## [DATA]
--
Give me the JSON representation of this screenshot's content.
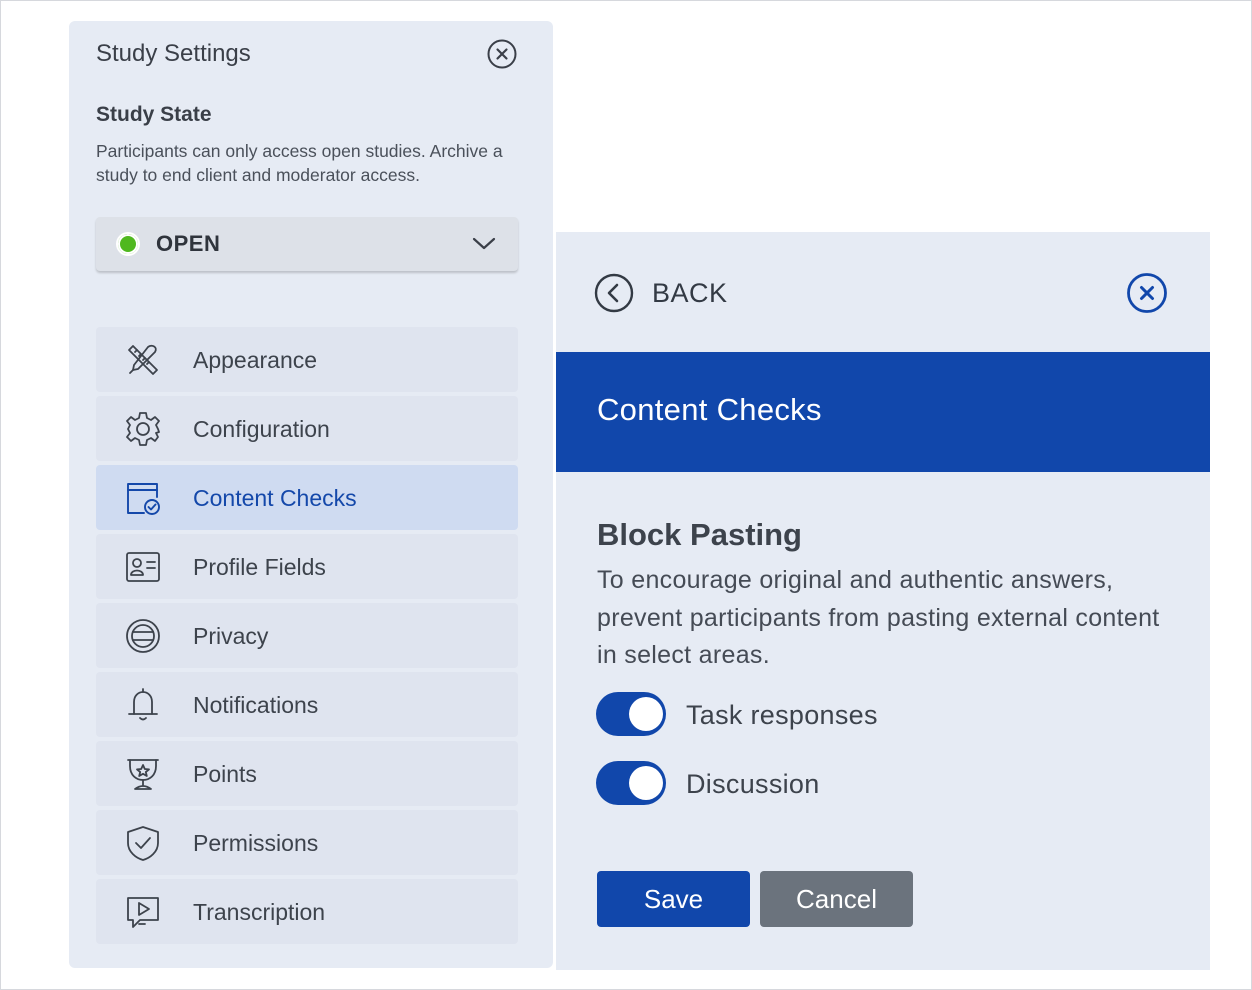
{
  "settings": {
    "title": "Study Settings",
    "state_title": "Study State",
    "state_description": "Participants can only access open studies. Archive a study to end client and moderator access.",
    "state_value": "OPEN",
    "state_color": "#4fb81f",
    "items": [
      {
        "label": "Appearance",
        "icon": "paintbrush-ruler-icon"
      },
      {
        "label": "Configuration",
        "icon": "gear-icon"
      },
      {
        "label": "Content Checks",
        "icon": "calendar-check-icon",
        "active": true
      },
      {
        "label": "Profile Fields",
        "icon": "id-card-icon"
      },
      {
        "label": "Privacy",
        "icon": "privacy-globe-icon"
      },
      {
        "label": "Notifications",
        "icon": "bell-icon"
      },
      {
        "label": "Points",
        "icon": "trophy-icon"
      },
      {
        "label": "Permissions",
        "icon": "shield-check-icon"
      },
      {
        "label": "Transcription",
        "icon": "video-chat-icon"
      }
    ]
  },
  "detail": {
    "back_label": "BACK",
    "title": "Content Checks",
    "section_title": "Block Pasting",
    "section_description": "To encourage original and authentic answers, prevent participants from pasting external content in select areas.",
    "toggles": [
      {
        "label": "Task responses",
        "on": true
      },
      {
        "label": "Discussion",
        "on": true
      }
    ],
    "save_label": "Save",
    "cancel_label": "Cancel"
  },
  "colors": {
    "accent": "#1147ab",
    "panel_bg": "#e6ebf4",
    "active_item_bg": "#cfdbf1",
    "cancel_bg": "#6b737d"
  }
}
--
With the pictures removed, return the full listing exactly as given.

Give me the JSON representation of this screenshot's content.
{
  "settings": {
    "title": "Study Settings",
    "state_title": "Study State",
    "state_description": "Participants can only access open studies. Archive a study to end client and moderator access.",
    "state_value": "OPEN",
    "state_color": "#4fb81f",
    "items": [
      {
        "label": "Appearance",
        "icon": "paintbrush-ruler-icon"
      },
      {
        "label": "Configuration",
        "icon": "gear-icon"
      },
      {
        "label": "Content Checks",
        "icon": "calendar-check-icon",
        "active": true
      },
      {
        "label": "Profile Fields",
        "icon": "id-card-icon"
      },
      {
        "label": "Privacy",
        "icon": "privacy-globe-icon"
      },
      {
        "label": "Notifications",
        "icon": "bell-icon"
      },
      {
        "label": "Points",
        "icon": "trophy-icon"
      },
      {
        "label": "Permissions",
        "icon": "shield-check-icon"
      },
      {
        "label": "Transcription",
        "icon": "video-chat-icon"
      }
    ]
  },
  "detail": {
    "back_label": "BACK",
    "title": "Content Checks",
    "section_title": "Block Pasting",
    "section_description": "To encourage original and authentic answers, prevent participants from pasting external content in select areas.",
    "toggles": [
      {
        "label": "Task responses",
        "on": true
      },
      {
        "label": "Discussion",
        "on": true
      }
    ],
    "save_label": "Save",
    "cancel_label": "Cancel"
  },
  "colors": {
    "accent": "#1147ab",
    "panel_bg": "#e6ebf4",
    "active_item_bg": "#cfdbf1",
    "cancel_bg": "#6b737d"
  }
}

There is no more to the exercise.